#### [WORK REQUEST]
Using the lines below, work out the count of those that hold "Wallbox". Give the number only.

[Entries taken from a collection]
------------------------------

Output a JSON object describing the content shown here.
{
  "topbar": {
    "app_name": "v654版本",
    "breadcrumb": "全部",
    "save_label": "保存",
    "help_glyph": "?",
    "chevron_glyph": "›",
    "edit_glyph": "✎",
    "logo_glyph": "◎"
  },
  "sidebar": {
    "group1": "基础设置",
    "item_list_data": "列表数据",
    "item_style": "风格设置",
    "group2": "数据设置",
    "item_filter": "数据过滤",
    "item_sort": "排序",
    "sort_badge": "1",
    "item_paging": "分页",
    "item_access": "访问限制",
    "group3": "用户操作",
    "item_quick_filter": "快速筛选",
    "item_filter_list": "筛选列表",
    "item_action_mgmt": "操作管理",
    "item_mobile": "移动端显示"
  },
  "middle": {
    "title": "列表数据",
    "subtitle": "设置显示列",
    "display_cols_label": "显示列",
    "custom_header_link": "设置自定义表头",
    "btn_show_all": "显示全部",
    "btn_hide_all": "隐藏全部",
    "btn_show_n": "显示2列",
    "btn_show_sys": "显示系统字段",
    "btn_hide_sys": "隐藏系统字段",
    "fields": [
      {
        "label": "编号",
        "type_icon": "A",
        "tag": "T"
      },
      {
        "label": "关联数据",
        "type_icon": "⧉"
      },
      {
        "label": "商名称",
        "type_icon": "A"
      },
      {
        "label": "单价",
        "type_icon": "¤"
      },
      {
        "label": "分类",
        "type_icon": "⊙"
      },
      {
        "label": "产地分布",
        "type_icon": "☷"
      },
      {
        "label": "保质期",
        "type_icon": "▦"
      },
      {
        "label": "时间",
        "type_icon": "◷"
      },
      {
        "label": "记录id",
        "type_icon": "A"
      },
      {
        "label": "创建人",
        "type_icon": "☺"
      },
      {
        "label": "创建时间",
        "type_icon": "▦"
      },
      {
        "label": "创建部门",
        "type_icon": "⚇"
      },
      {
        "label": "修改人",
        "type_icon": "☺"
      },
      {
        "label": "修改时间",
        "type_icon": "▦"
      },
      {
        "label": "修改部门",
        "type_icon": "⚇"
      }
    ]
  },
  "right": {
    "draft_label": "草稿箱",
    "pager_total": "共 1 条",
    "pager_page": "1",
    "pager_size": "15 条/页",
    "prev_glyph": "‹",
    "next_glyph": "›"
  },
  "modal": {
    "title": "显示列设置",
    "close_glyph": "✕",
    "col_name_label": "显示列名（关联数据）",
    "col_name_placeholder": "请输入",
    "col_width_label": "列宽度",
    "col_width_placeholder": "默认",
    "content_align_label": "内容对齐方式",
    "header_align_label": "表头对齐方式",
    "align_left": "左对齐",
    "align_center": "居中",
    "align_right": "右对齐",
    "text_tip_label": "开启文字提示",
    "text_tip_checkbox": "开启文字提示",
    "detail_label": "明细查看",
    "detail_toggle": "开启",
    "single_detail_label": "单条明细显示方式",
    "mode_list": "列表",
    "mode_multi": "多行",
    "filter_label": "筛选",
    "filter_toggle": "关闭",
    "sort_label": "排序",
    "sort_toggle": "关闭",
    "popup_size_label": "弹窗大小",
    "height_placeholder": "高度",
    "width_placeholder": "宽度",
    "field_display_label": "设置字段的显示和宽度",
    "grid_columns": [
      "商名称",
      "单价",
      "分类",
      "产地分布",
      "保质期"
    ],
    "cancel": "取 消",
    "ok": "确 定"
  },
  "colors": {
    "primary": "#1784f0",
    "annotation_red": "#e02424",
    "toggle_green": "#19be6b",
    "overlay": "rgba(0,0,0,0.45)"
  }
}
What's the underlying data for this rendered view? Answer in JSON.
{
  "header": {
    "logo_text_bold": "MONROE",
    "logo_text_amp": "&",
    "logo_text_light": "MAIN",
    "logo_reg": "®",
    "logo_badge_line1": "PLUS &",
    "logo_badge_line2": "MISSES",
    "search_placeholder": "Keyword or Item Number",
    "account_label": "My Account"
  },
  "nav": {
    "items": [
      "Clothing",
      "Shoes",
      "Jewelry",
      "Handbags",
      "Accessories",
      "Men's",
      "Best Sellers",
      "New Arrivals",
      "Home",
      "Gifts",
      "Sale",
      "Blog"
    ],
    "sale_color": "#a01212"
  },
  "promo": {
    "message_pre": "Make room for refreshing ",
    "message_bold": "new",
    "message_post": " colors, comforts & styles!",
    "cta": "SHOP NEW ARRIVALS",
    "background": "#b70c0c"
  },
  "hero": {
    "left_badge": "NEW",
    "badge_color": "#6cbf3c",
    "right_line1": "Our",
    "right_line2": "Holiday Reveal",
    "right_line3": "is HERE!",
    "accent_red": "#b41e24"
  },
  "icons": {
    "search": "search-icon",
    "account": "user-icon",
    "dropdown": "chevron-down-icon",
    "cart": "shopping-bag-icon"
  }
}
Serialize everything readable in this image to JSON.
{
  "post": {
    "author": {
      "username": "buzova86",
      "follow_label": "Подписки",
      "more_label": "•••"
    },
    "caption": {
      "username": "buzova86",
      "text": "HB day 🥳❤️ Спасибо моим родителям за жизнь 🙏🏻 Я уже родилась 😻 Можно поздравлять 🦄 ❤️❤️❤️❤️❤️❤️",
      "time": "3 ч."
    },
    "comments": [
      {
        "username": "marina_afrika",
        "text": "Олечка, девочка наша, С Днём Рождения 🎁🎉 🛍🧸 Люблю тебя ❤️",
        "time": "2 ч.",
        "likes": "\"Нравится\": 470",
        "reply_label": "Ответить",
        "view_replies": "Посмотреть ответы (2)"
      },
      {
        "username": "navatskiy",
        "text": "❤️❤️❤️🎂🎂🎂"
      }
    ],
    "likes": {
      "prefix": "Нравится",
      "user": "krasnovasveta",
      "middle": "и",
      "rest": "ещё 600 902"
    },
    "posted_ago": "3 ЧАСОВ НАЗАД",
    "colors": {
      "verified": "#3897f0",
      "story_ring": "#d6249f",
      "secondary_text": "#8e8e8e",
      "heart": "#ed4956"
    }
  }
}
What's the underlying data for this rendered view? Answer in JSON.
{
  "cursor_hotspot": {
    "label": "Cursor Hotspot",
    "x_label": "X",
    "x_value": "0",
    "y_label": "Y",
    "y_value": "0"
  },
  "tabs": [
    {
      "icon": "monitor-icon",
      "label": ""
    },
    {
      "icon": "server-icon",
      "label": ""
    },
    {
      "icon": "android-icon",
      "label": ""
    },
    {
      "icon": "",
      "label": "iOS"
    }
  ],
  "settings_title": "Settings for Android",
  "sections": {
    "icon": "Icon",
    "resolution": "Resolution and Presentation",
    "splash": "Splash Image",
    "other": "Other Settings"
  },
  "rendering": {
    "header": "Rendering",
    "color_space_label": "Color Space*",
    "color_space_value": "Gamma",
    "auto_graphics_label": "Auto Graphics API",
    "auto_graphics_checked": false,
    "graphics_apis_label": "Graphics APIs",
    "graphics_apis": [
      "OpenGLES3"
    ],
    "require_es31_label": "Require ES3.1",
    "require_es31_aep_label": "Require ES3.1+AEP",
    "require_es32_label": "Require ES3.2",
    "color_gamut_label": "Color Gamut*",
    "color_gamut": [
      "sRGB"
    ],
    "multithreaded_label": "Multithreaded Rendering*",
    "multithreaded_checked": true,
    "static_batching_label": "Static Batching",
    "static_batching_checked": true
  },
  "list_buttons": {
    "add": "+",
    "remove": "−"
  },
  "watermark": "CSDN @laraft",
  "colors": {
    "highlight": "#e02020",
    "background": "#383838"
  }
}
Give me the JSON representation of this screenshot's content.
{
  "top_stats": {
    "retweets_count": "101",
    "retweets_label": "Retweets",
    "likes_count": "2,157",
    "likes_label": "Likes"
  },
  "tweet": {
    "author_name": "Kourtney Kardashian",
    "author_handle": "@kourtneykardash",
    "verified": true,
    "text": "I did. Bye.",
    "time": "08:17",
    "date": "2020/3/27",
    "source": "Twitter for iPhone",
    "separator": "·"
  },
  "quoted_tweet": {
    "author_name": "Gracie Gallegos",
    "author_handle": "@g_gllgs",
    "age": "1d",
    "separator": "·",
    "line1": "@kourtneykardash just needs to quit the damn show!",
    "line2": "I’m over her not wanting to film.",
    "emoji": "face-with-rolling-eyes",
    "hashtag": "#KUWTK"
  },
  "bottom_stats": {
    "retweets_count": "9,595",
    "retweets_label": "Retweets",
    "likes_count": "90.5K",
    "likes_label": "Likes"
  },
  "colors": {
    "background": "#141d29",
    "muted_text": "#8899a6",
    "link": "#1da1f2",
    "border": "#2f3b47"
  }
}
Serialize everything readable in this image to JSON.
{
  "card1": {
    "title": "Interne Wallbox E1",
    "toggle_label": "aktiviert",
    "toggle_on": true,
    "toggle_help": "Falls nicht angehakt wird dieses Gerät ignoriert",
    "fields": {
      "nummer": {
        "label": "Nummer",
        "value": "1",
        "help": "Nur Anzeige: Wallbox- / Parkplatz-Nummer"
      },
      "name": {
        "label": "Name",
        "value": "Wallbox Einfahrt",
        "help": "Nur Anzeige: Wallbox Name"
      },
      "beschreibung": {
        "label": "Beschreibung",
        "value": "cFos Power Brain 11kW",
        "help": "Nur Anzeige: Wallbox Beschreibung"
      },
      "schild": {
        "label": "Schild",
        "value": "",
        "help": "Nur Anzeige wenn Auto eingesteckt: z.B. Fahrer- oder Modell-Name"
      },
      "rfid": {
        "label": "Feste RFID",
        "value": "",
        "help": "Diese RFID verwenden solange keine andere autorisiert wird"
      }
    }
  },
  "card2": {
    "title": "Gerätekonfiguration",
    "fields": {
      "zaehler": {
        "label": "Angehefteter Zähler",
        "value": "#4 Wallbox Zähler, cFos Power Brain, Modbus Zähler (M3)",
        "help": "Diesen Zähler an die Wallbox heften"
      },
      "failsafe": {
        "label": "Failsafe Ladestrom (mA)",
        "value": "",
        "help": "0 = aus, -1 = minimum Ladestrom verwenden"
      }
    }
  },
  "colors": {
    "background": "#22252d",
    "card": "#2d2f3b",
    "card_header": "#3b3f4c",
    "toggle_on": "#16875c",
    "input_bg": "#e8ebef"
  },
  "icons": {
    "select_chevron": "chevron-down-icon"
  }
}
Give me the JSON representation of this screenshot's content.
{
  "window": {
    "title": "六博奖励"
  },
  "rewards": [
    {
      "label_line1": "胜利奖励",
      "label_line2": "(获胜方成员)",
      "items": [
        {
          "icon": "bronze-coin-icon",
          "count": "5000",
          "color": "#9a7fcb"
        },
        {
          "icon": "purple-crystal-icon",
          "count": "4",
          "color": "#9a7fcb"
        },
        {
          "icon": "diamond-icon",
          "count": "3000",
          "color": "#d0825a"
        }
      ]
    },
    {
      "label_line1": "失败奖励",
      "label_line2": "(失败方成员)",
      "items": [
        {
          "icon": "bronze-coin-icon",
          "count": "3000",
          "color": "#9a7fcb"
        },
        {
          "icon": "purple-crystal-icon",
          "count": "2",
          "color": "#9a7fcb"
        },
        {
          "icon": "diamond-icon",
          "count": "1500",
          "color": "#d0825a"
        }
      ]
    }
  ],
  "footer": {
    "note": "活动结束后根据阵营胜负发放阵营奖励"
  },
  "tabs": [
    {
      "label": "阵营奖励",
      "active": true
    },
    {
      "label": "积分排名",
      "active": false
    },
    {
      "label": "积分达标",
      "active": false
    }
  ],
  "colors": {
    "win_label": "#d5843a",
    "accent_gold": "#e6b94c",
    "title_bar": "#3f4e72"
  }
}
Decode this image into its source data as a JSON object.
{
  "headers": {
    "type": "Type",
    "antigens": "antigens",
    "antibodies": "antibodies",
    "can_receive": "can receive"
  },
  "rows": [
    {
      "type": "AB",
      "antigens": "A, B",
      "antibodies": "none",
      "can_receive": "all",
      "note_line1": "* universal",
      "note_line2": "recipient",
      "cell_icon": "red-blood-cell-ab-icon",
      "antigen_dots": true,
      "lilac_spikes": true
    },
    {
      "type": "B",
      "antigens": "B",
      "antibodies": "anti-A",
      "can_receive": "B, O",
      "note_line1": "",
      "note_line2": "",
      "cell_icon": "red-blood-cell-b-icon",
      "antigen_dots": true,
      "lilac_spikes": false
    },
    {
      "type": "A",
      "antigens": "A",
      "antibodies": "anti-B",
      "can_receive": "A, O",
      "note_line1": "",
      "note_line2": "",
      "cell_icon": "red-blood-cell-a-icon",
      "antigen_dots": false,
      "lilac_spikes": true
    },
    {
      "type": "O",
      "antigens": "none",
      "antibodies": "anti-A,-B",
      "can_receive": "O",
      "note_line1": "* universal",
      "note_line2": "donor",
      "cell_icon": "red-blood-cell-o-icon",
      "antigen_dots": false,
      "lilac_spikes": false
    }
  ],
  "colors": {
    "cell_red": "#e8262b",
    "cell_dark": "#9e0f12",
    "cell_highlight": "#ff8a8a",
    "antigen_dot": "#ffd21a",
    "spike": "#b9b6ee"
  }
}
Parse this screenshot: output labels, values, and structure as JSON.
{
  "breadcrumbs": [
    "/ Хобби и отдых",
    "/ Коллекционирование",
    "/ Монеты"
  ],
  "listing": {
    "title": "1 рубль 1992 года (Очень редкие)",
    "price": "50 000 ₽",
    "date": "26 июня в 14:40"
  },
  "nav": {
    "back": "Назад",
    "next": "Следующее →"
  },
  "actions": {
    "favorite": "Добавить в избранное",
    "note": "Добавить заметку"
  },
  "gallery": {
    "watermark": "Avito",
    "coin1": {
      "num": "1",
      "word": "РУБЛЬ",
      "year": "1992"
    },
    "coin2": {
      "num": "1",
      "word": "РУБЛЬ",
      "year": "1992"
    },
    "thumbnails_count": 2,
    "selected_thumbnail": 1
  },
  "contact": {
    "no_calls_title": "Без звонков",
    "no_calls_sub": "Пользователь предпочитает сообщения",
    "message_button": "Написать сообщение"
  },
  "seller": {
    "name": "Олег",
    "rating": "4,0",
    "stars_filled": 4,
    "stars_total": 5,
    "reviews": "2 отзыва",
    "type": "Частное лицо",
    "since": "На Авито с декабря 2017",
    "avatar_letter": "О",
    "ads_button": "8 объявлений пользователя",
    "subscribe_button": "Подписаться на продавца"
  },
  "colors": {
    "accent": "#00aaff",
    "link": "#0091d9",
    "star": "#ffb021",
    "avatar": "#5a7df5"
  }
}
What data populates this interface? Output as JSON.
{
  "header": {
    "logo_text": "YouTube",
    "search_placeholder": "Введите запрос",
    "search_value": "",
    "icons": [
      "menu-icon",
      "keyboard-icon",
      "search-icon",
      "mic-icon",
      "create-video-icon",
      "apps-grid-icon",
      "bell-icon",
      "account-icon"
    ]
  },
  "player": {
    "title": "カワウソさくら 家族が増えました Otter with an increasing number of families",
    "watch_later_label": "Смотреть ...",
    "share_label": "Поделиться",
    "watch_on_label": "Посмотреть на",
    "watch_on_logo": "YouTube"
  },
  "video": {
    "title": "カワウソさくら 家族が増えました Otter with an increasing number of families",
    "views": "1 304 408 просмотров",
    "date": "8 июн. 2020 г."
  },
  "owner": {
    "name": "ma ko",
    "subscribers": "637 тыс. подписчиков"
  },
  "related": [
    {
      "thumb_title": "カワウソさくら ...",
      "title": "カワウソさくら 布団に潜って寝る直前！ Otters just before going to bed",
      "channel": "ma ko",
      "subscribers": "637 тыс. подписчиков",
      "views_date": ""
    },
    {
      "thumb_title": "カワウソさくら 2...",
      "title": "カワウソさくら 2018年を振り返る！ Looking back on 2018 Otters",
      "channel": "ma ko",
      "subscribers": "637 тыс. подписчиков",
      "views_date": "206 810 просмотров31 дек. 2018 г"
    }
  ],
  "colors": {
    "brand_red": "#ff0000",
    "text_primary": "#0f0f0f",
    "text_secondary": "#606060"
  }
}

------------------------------

#### [TASK OUTPUT]
7